- Delaware: Delaware will be at the top of the list for many simply by default. Delaware has a legal system to deal purely with business disputes, privacy (not required to list member information on public documents) and possible tax advantages.
- New Mexico: For many years, the state of Nevada was on this list, but increased taxes and annual fees created an opening. New Mexico has no annual fees for LLCs, however, if the LLC pays federal taxes, it must pay a $50 franchise tax to the state. Membership privacy is unmatched in New Mexico and the personal income taxes are low.
How Do I Do Business in a New State With My Corporation?

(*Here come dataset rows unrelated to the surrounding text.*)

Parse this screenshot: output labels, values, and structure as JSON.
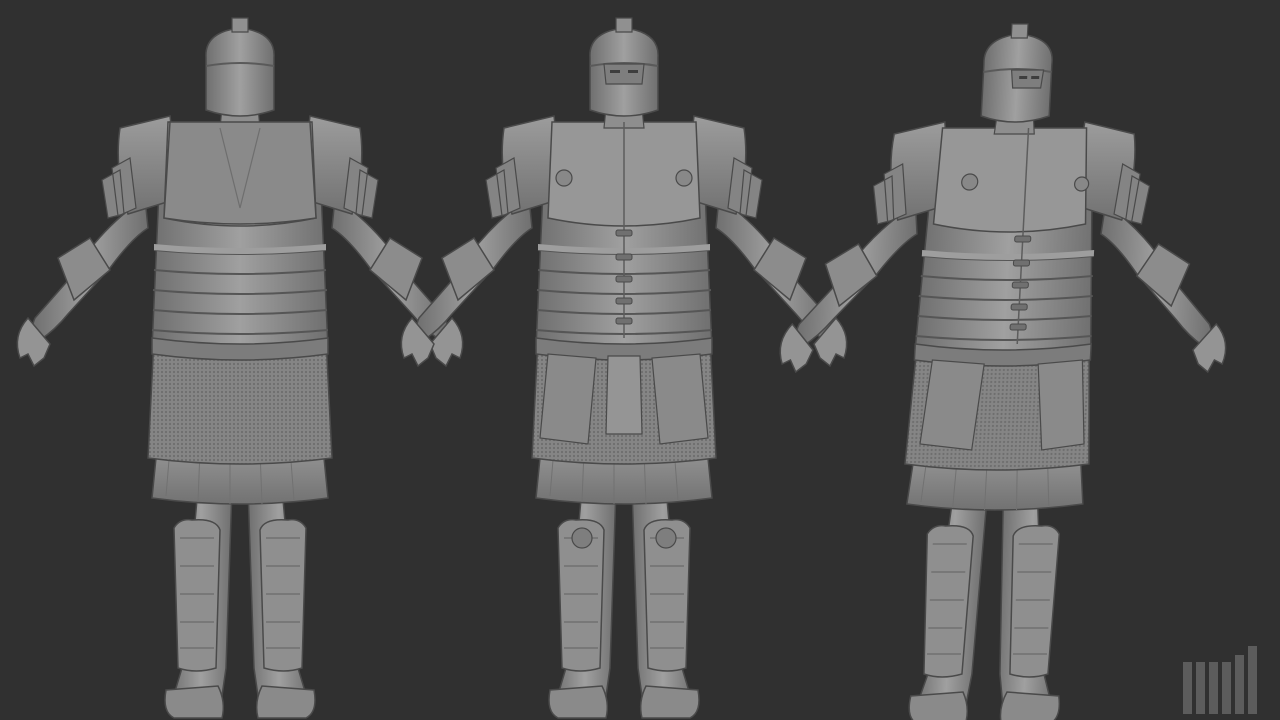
{
  "scene": {
    "views": [
      {
        "id": "back",
        "label": ""
      },
      {
        "id": "front",
        "label": ""
      },
      {
        "id": "three-quarter",
        "label": ""
      }
    ],
    "logo": {
      "icon": "zbrush-bars-logo"
    }
  },
  "colors": {
    "background": "#303030",
    "clay": "#8d8d8d",
    "clay_light": "#a3a3a3",
    "clay_dark": "#6a6a6a",
    "outline": "#4a4a4a",
    "logo": "#5c5c5c"
  }
}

Anytime you begin doing business in a new state, you must register to do business in that state as a foreign LLC. Foreign LLC simply means you’re operating in a state other than the state where you originally formed the LLC. What constitutes doing business in a new state is somewhat debatable, but if your LLC has any physical presence in that state—an office with employees, company equipment or assets, etc.—you will likely have to register as a foreign LLC. The process to register to do business in a new state with an LLC is similar to the Articles of Organization. You file what is essentially new formation documents with that state, get another registered agent and services required to maintain good standing. You will also be required to pay taxes on profits gained from doing business in the new state and file annual reports with that state.